Task item =
Review the material and extract every line in which the word "audit" occurs.

##############################

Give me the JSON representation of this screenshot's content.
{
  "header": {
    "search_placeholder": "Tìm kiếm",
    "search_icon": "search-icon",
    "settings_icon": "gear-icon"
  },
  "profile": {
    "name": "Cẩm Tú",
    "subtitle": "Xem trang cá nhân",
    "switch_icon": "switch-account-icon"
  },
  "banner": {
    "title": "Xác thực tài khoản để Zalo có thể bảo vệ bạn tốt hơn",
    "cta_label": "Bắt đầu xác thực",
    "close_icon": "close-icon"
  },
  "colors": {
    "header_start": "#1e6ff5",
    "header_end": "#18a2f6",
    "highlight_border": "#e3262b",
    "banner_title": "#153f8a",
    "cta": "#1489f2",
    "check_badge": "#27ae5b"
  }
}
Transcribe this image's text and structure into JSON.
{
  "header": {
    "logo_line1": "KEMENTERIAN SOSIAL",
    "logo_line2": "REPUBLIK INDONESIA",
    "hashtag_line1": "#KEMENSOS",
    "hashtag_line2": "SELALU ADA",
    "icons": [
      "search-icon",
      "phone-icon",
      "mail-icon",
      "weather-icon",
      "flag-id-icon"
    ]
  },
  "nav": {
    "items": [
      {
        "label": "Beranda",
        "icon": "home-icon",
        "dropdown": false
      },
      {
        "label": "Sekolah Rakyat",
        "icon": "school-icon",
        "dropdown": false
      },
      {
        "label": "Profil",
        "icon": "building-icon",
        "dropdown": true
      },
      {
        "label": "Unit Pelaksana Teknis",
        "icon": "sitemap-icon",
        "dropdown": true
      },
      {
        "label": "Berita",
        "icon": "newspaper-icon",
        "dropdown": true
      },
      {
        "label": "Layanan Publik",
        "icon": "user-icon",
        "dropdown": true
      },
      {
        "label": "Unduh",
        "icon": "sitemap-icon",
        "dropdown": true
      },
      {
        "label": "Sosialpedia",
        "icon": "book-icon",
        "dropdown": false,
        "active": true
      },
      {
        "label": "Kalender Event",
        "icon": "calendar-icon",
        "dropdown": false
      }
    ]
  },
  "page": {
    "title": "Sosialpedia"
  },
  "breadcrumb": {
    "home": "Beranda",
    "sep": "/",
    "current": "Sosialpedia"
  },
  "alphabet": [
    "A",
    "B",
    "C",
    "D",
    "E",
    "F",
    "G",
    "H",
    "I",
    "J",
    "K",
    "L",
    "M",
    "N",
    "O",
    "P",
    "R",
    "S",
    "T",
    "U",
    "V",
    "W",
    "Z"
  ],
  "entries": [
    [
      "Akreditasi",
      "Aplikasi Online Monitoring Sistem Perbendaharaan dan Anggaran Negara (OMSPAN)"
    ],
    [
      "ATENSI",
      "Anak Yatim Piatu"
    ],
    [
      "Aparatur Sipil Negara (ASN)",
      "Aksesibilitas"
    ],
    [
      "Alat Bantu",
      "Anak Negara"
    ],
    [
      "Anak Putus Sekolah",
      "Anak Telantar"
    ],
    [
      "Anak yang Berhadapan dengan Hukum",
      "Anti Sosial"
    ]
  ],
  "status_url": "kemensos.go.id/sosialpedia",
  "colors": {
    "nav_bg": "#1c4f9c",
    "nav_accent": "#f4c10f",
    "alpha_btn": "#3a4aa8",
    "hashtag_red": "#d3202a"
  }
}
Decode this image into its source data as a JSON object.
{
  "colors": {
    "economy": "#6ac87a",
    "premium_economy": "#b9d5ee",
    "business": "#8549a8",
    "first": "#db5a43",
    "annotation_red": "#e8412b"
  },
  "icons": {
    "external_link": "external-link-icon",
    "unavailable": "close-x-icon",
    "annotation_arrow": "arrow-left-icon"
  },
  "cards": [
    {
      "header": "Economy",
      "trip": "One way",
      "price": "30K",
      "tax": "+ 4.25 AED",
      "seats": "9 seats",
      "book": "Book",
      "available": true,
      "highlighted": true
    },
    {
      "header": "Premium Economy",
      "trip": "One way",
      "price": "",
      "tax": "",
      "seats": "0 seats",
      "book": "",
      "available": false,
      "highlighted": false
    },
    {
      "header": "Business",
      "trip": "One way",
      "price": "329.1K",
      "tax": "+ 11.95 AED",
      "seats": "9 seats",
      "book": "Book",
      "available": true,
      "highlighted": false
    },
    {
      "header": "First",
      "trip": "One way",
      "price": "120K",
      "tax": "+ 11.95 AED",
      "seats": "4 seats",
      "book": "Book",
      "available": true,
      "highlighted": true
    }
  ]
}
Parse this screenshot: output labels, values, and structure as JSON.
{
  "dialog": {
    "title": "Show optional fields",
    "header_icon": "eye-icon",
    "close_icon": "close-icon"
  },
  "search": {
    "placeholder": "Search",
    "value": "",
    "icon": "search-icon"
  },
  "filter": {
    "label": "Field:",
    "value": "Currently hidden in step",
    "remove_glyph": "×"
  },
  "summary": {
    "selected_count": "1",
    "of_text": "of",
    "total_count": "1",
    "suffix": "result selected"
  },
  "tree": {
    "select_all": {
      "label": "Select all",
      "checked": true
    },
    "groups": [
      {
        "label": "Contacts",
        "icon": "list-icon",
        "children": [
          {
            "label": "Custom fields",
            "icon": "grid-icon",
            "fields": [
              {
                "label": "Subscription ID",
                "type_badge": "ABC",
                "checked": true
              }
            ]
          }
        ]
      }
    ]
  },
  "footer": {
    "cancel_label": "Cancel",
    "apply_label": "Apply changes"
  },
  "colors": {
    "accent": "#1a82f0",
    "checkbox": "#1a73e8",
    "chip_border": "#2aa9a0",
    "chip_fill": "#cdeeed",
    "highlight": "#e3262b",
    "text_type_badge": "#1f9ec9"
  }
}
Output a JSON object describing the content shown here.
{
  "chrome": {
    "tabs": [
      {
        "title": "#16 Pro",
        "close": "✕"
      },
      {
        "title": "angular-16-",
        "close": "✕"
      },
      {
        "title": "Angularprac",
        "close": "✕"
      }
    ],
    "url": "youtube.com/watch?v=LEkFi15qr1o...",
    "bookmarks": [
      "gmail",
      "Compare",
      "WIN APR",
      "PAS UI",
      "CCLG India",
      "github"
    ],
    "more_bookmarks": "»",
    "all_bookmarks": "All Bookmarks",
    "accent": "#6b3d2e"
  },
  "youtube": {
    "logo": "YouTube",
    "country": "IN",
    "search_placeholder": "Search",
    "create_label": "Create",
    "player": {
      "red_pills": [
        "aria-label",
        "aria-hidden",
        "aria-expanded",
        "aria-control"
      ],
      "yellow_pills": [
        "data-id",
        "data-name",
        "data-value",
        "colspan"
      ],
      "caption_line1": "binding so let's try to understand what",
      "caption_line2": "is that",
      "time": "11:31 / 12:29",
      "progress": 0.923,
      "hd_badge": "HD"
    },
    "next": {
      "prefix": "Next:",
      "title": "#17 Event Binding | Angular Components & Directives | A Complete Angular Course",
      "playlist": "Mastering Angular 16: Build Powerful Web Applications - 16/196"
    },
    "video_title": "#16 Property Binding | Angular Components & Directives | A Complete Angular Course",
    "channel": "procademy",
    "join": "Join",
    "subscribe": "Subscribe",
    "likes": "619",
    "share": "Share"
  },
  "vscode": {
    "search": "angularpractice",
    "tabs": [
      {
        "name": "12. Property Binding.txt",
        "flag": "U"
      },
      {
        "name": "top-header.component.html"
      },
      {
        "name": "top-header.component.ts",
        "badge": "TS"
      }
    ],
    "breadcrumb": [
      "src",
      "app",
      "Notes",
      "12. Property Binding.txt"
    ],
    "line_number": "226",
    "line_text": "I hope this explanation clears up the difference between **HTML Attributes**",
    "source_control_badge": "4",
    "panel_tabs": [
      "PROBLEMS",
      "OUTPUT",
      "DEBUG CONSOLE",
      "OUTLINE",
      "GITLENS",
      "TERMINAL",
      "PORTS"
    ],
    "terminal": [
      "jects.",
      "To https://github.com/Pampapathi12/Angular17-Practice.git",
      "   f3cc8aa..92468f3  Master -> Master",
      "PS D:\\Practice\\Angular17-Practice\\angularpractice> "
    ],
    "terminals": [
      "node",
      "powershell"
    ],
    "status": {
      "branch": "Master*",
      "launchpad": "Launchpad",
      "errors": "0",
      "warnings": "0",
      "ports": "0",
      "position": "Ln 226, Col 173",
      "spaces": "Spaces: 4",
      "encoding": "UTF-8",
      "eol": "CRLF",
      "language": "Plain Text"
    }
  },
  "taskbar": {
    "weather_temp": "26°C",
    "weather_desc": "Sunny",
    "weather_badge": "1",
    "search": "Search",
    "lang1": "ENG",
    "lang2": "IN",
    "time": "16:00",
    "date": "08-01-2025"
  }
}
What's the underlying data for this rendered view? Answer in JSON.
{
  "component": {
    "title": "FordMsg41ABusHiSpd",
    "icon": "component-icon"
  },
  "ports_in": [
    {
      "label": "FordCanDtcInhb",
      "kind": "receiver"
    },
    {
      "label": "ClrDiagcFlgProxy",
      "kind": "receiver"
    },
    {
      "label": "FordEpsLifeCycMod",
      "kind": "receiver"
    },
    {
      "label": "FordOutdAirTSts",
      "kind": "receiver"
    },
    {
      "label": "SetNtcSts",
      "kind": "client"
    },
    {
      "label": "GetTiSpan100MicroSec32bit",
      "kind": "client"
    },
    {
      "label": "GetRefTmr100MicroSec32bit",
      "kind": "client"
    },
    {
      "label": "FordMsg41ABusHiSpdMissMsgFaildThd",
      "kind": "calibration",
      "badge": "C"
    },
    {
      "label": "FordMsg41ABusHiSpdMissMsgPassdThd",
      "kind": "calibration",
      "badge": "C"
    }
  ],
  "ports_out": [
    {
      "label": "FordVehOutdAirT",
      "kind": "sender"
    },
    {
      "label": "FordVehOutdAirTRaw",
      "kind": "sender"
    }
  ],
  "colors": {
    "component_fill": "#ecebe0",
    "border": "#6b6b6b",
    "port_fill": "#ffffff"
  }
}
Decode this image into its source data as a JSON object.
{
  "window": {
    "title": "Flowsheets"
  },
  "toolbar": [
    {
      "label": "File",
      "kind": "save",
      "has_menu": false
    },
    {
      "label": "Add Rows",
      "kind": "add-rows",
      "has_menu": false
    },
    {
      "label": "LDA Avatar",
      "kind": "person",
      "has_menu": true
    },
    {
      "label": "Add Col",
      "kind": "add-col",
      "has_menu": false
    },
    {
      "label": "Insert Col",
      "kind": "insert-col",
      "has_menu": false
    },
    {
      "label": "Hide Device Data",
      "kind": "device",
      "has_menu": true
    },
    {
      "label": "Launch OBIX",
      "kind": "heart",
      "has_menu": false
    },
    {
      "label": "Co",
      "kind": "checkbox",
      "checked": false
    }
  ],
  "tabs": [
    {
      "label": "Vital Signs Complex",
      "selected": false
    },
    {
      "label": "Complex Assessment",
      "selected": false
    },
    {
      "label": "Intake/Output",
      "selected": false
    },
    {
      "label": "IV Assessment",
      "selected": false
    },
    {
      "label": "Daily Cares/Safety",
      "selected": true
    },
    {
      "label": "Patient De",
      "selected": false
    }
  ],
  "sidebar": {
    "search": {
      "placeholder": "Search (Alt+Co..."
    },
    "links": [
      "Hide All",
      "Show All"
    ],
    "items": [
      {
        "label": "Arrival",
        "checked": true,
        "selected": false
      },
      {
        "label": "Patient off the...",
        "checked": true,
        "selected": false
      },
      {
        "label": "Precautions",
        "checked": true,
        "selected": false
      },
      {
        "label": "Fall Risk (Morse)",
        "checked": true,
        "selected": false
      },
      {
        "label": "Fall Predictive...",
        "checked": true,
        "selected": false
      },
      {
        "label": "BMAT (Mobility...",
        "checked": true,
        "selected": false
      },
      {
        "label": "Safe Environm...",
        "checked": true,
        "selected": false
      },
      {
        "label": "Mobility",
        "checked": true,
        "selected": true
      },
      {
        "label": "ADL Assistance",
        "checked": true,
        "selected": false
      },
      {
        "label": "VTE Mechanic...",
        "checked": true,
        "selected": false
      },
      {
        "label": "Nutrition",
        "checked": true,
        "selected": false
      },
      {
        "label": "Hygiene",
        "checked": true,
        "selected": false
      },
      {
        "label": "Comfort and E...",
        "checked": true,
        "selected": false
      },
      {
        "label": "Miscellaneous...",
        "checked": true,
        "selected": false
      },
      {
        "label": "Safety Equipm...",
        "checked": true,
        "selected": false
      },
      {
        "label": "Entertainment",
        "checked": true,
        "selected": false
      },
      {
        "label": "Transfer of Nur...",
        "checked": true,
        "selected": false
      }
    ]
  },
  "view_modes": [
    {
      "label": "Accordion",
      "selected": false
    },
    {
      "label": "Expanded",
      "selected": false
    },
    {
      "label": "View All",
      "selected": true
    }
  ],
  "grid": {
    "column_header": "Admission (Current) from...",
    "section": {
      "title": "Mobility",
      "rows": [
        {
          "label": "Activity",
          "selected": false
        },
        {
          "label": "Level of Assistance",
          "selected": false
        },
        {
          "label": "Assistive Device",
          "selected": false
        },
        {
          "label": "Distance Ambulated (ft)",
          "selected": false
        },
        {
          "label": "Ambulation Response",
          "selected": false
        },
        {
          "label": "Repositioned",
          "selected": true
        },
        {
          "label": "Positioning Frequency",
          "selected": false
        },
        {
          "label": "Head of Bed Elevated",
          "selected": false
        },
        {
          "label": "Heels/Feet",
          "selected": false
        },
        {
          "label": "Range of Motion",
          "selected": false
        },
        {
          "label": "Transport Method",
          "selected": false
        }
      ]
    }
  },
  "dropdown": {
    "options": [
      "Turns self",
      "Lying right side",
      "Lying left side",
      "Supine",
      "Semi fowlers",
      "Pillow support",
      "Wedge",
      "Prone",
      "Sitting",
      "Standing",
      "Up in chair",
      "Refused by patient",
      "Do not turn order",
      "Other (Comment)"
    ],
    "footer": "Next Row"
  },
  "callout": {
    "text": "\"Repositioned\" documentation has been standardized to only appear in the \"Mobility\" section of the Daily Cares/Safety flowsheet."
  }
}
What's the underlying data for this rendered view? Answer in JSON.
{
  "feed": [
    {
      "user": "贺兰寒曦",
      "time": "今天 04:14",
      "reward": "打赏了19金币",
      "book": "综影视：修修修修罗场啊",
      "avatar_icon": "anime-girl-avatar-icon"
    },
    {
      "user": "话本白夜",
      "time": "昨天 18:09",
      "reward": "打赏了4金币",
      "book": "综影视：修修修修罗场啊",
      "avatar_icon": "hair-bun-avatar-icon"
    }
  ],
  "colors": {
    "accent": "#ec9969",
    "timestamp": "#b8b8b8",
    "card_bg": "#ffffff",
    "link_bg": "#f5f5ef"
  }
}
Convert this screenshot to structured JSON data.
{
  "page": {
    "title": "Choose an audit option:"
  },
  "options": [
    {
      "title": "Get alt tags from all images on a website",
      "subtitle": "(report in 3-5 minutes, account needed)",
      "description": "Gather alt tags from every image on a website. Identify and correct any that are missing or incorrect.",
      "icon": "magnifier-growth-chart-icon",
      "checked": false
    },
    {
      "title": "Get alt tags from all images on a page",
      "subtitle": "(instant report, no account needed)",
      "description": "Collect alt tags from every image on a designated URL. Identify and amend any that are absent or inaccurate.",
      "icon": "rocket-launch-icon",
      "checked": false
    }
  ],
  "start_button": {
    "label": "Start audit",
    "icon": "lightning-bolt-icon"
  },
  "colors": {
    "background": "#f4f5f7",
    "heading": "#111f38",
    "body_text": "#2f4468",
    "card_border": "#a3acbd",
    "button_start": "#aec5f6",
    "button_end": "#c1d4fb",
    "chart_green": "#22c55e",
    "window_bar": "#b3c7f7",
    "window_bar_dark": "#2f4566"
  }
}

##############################

Your solution =
    "title": "Choose an audit option:"
    "label": "Start audit",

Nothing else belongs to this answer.